Buldan was famed for a thin handwoven cheesecloth-type fabric, with laced edges and used chiefly for bed covers and table cloths, called as "Buldan bezi" (Buldan clothes) under the name of locality. Already back in the 19th century, the townspeople wove 40,000 pieces of all-cotton colored striped cloth used called alaca used for attires and a similar number of cotton and mattress clothes. Buldan weavers also produced over one-half million handkerchiefs and a large number of cotton curtains. Another textile from Buldan that deserves mention is a vivid violet silk (peştemal) woven as a rectangular panel to be wrapped around the body. Yet another is kaplama, colorful head coverings typical of Turkey's Aegean Region and worn by men and women alike with different colors associated with each gender and various regions.
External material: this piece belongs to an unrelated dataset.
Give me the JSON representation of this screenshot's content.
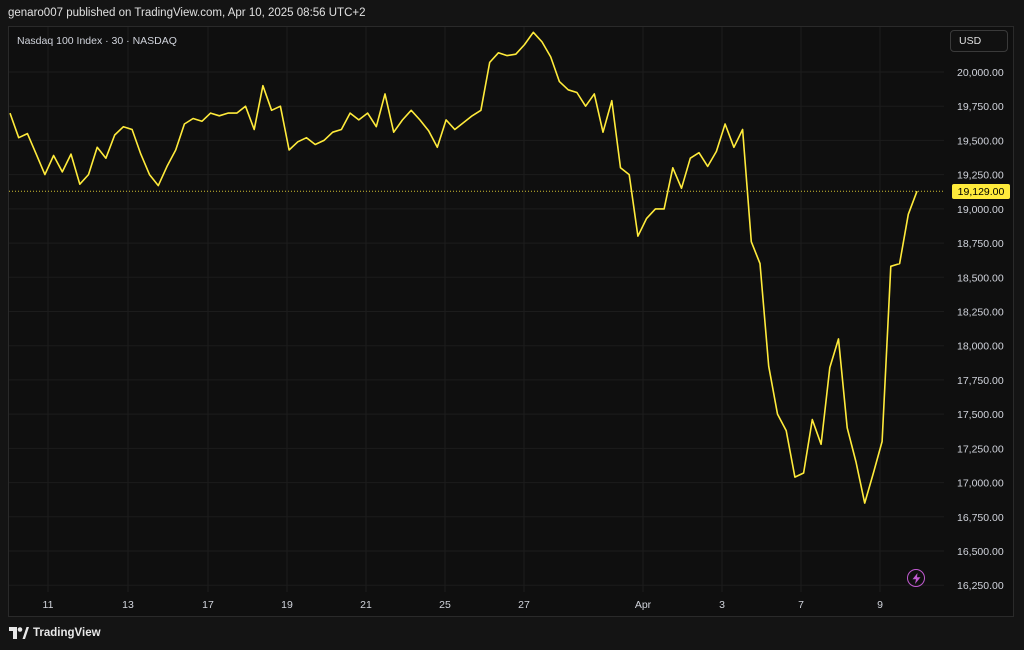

Thanks to sizable production effort, the number of looms in Buldan had risen to 1,500 by the end of the 19th century.

The town's expertise reaches further back in time and a sign at the town entry greets visitors with the pride expressed for having woven the kaftan of Beyazid I the Thunderbolt for his marriage with Hafsa Hatun, daughter of Aydinid İsa Bey, in 1390. Tripolis (Phrygia) itself, a first-century AD Roman foundation, may have had the weaving industry as its reason for coming into existence.

17th century Ottoman documents also mention Buldan's importance as a textile production center, informing that until circa 1650s, the cotton cloth woven in Buldan, Denizli and Manisa was taken to Tire for dyeing, after which time that part of the operation also started to be handled locally.[3]

Süleymanlı Plateau near Buldan

See also[edit]

References[edit]

  1. ^ "Area of regions (including lakes), km²". Regional Statistics Database. Turkish Statistical Institute. 2002. Retrieved 2013-03-05. 
  2. ^ "Population of province/district centers and towns/villages by districts - 2012". Address Based Population Registration System (ABPRS) Database. Turkish Statistical Institute. Retrieved 2013-02-27. 
  3. ^ Donald Quataert et al. (1993). Ottoman Manufacturing in the Age of the Industrial Revolution p. 86-99 ISBN 0-521-89301-1. Cambridge University. 

Sources[edit]